In the 1800’s, Indiana farmers started to get together and create community drains which everyone paid to maintain. Today, the CountySurveyor is responsible to ensure that these regulated drains function.  This is of the utmost importance to the entire community to prevent flooding.  Such responsibilities include field investigations of drains, developing drainage studies and technical specifications for work performed on tile drains and open ditches, reconstruction petitions, overseeing new drain construction, and Public Hearings concerning maintenance funds. The County Surveyor often supervises the investments of the assessments collected to support or maintain the Regulated Drain Infrastructure.  As a result, your County Surveyor works hard to try and protect citizens from flooding and drainage problems.


The County Surveyor is a member of the County Plan Commission.  As a member of the Commission they attend the monthly meetings and hear and make decisions on subdivisions and planning. The County Surveyor and staff are often looked to for technical review of plats.

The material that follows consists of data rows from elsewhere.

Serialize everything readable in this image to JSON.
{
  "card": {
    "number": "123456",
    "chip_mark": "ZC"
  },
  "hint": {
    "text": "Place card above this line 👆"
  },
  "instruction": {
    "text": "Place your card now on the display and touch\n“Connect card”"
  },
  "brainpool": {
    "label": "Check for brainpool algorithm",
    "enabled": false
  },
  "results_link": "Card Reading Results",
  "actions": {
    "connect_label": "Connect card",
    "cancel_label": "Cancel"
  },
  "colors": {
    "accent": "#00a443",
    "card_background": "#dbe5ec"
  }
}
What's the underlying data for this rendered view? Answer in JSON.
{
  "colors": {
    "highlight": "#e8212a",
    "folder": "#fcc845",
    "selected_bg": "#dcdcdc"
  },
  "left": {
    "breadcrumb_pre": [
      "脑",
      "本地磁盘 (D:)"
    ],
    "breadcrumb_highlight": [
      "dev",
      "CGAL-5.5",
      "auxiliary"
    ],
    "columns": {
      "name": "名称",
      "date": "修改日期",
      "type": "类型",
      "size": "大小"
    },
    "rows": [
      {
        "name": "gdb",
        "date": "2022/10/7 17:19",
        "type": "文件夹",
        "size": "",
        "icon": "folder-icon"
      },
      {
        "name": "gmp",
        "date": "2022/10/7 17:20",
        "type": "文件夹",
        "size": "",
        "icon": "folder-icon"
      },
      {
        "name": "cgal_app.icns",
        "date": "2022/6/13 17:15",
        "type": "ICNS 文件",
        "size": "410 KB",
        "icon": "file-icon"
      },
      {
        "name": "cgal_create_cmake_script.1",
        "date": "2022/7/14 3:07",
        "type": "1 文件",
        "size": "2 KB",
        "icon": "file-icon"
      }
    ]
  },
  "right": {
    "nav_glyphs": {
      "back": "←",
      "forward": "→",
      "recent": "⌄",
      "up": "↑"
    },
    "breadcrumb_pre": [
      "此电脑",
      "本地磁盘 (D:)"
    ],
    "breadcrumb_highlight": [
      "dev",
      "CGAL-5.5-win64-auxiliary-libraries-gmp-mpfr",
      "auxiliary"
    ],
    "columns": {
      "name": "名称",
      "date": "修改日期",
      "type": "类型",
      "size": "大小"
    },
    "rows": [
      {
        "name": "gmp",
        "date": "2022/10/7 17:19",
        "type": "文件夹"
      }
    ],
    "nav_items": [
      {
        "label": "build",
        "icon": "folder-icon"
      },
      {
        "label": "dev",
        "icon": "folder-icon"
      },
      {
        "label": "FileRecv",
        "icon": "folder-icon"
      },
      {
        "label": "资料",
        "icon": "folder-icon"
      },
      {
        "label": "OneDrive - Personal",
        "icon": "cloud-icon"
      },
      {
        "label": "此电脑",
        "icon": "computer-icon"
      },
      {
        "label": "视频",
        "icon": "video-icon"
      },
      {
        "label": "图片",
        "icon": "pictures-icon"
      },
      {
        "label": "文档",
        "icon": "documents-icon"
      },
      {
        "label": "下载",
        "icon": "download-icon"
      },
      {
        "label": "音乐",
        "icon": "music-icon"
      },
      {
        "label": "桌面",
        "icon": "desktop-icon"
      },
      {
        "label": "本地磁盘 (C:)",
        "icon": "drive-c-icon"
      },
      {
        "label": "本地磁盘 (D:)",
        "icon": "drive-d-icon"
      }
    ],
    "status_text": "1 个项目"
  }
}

When development occurs in your county or community, the County Surveyor often works hand in hand with other community officials to ensure the existing residents are not negatively impacted.  This effort helps protect the neighbors upstream and downstream from pollution and flooding while the work is underway and after it is completed. The Surveyor deals not only with developers, but also with the people developers hire. These could be architects, attorneys, design professionals, engineers, environmental consultants, planners, project managers, surveyors and their technicians.

Whenever development occurs, be it a single family home on rural acreage, an entire subdivision, a strip mall, or an industrial park, the County Surveyor is there to help guide the process and review the plans.

A review of the information contained within the County Surveyor’s Office (maps, surveys, topographic maps, aerials or even the technical requirements for the submission of the plat) can be very instrumental in a smooth transition from planning through construction to completion.


Prior to the Indiana Alcoholic Beverage Commission issuing a new Alcoholic Beverage Permit in an unincorporated area, the County Surveyor must certify that the permit location is within a one (1) mile radius of a settlement or group of residences in the unincorporated area that has been in existence for more than 10 years. The area must be a place for purchases or public meetings or as a community or neighborhood center.

The Surveyor’s office maintains information such as bench marks, USGS Topo Maps, Wetland Inventory Maps, Flood Zone Maps, Surveyors Records, road and railroad rights-of-way maps, historical aerials, and drain files.  Many of these are now available electronically on this website or by email request.




On any given day, your County Surveyor and their staff may be in the field working on section corner perpetuation or on a county regulated drain.  They may be in the office discussing the next big development coming to your county, or having a public hearing for a drainage board concern.  They may be helping a constituent understand a land surveying description, or explaining technical specifications to a contractor on a construction project.  They may be certifying an alcoholic beverage permit, or meeting with state and federal agencies concerning permit conditions for a regulated drain project.

The duties of your County Surveyor are many, but a large focus of what they do is meant to reduce flooding, while maintaining clean water in our lakes, ponds, regulated drains, rivers, streams and wetlands.

Your County Surveyor is there to help properly manage and coordinate the growth of our communities, while at all times being a good steward of our natural resources and tax dollars.

If you have any questions, please visit the Elkhart County Surveyor’s Office.  Their technical assistance and guidance are an extremely valuable asset.  Find out what your Elkhart County Surveyor can do for you!